▶ [Your task]
What you write should be the line containing "Enumerate this screenshot's" followed by every line after it to the end of the listing, exactly as given, and nothing more.

▶ [Entries supplied]
▬▬▬

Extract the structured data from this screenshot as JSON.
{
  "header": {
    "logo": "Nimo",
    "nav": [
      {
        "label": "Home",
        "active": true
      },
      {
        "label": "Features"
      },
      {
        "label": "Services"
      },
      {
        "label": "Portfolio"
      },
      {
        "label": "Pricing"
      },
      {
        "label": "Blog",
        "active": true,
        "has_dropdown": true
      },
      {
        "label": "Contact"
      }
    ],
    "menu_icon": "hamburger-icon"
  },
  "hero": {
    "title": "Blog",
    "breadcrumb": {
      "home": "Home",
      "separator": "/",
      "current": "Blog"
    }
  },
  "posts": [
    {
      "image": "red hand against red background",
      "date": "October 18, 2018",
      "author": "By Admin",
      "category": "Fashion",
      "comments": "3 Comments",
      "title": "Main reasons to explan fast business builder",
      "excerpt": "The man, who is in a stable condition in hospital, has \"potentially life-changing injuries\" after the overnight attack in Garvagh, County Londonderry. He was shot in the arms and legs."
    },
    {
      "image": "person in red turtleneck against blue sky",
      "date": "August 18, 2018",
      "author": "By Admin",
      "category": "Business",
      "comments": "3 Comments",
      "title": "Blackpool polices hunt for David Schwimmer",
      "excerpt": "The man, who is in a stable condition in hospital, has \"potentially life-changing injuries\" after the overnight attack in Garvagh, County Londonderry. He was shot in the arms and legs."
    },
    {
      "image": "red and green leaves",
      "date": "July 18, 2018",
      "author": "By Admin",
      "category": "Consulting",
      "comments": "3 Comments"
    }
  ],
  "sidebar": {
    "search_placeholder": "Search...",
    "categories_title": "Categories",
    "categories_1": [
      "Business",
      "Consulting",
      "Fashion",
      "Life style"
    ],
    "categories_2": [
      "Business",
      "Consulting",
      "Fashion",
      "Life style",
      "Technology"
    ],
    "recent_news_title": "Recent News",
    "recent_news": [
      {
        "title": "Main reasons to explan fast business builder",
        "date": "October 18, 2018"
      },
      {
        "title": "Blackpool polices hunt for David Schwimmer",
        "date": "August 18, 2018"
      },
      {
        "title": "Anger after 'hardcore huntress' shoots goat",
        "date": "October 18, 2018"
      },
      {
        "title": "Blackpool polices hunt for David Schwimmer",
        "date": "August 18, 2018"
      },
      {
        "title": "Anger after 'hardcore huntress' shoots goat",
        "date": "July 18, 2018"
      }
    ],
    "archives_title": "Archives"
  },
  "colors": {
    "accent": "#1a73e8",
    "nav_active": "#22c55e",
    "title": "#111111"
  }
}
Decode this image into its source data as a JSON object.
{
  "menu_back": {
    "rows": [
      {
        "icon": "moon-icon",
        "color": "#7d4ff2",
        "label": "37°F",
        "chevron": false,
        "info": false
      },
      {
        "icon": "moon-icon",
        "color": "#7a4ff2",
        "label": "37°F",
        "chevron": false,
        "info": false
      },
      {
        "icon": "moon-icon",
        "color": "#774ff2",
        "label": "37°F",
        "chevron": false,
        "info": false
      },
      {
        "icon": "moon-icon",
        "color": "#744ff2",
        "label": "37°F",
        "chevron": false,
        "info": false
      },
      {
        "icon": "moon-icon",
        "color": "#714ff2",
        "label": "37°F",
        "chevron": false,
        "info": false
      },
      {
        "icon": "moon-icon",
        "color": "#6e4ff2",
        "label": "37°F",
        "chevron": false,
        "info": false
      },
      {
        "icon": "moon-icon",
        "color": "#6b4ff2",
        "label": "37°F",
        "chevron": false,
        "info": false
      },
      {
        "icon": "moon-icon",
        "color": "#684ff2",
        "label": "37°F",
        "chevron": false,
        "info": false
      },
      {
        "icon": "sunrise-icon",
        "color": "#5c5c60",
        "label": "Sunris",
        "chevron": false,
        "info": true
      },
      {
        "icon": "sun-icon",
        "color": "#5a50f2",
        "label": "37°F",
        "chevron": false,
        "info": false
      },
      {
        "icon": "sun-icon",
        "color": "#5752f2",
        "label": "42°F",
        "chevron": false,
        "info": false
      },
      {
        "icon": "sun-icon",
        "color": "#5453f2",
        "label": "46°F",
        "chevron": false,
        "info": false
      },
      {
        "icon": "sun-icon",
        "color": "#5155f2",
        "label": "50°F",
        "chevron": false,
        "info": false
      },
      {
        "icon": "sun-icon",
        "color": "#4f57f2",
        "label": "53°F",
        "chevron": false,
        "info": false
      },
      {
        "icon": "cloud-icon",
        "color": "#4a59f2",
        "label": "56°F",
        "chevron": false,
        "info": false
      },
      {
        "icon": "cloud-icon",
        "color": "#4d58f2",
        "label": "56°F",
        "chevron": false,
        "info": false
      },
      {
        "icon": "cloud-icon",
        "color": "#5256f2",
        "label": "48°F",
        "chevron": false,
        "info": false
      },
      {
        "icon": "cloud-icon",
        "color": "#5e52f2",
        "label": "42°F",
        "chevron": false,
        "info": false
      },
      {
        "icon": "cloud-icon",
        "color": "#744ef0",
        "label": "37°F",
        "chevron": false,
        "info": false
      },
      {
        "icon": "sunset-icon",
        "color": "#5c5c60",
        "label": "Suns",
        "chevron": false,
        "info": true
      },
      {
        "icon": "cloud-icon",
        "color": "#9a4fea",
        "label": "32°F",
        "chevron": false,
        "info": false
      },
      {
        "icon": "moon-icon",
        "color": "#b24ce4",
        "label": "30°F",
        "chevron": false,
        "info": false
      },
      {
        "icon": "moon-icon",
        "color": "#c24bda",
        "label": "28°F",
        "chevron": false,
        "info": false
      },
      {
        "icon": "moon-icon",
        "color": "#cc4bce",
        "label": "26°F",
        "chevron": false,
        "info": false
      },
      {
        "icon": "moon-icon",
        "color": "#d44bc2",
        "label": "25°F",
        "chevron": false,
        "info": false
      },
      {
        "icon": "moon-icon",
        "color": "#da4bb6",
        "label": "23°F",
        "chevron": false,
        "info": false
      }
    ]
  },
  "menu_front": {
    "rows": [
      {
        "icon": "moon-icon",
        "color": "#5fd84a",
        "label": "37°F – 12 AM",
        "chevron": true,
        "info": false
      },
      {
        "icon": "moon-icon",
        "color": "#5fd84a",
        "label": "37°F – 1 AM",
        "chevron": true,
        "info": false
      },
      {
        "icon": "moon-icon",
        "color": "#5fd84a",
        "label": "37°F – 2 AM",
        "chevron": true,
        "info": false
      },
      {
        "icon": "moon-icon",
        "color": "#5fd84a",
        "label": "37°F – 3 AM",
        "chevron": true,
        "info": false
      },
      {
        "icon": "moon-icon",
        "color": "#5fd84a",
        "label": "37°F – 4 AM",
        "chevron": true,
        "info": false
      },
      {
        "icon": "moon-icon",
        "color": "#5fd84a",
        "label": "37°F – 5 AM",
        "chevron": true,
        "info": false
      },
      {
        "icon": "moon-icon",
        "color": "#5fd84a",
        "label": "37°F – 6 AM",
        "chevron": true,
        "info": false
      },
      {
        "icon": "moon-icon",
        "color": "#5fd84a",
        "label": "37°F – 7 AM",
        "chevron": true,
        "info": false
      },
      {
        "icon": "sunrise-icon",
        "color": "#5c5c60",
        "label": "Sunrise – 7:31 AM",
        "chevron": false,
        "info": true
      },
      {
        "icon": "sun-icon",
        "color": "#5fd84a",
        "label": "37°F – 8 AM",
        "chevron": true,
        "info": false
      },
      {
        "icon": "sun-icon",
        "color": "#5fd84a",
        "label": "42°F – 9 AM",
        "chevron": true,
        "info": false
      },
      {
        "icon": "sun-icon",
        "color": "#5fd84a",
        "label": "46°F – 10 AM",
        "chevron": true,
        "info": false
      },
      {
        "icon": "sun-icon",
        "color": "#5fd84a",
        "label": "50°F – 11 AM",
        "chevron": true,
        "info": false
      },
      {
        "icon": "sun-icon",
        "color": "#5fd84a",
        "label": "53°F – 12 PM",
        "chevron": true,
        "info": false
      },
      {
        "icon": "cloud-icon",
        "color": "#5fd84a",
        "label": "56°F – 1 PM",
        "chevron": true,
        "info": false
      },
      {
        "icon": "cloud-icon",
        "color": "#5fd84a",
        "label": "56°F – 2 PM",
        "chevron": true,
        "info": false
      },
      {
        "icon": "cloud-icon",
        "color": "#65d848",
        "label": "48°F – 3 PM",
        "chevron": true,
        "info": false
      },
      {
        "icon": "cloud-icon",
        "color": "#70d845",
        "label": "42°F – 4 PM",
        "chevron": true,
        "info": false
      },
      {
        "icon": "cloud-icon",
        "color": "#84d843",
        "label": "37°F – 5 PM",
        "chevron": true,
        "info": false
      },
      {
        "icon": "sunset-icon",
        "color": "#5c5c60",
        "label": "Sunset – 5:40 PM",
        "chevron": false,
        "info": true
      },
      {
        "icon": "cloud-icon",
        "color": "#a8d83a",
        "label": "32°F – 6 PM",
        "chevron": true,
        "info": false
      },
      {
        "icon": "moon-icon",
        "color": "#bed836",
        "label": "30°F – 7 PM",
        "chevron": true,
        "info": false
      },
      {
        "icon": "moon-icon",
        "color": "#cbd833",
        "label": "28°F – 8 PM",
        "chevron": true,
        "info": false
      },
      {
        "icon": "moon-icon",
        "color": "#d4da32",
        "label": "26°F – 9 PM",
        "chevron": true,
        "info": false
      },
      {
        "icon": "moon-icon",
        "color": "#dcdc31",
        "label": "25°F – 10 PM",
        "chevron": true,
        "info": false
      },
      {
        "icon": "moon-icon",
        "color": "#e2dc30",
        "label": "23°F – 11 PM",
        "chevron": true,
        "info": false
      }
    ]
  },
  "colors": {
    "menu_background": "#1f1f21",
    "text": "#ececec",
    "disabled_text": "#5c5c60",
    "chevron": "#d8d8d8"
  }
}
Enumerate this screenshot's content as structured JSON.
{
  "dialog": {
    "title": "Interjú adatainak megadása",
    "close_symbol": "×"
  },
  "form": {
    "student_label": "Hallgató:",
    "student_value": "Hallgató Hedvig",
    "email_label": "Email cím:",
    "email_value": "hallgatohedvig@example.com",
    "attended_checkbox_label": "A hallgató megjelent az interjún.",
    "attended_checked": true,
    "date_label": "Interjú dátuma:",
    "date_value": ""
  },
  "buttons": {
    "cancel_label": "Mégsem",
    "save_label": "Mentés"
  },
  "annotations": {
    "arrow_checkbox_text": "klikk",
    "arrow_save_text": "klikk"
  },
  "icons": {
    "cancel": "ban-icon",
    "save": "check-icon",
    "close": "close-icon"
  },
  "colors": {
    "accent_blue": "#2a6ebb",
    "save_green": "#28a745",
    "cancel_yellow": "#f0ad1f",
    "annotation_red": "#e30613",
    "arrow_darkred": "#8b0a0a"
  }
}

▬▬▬

▶ [Result]
Enumerate this screenshot's content as structured JSON.
{
  "dialog": {
    "title": "Interjú adatainak megadása",
    "close_symbol": "×"
  },
  "form": {
    "student_label": "Hallgató:",
    "student_value": "Hallgató Hedvig",
    "email_label": "Email cím:",
    "email_value": "hallgatohedvig@example.com",
    "attended_checkbox_label": "A hallgató megjelent az interjún.",
    "attended_checked": true,
    "date_label": "Interjú dátuma:",
    "date_value": ""
  },
  "buttons": {
    "cancel_label": "Mégsem",
    "save_label": "Mentés"
  },
  "annotations": {
    "arrow_checkbox_text": "klikk",
    "arrow_save_text": "klikk"
  },
  "icons": {
    "cancel": "ban-icon",
    "save": "check-icon",
    "close": "close-icon"
  },
  "colors": {
    "accent_blue": "#2a6ebb",
    "save_green": "#28a745",
    "cancel_yellow": "#f0ad1f",
    "annotation_red": "#e30613",
    "arrow_darkred": "#8b0a0a"
  }
}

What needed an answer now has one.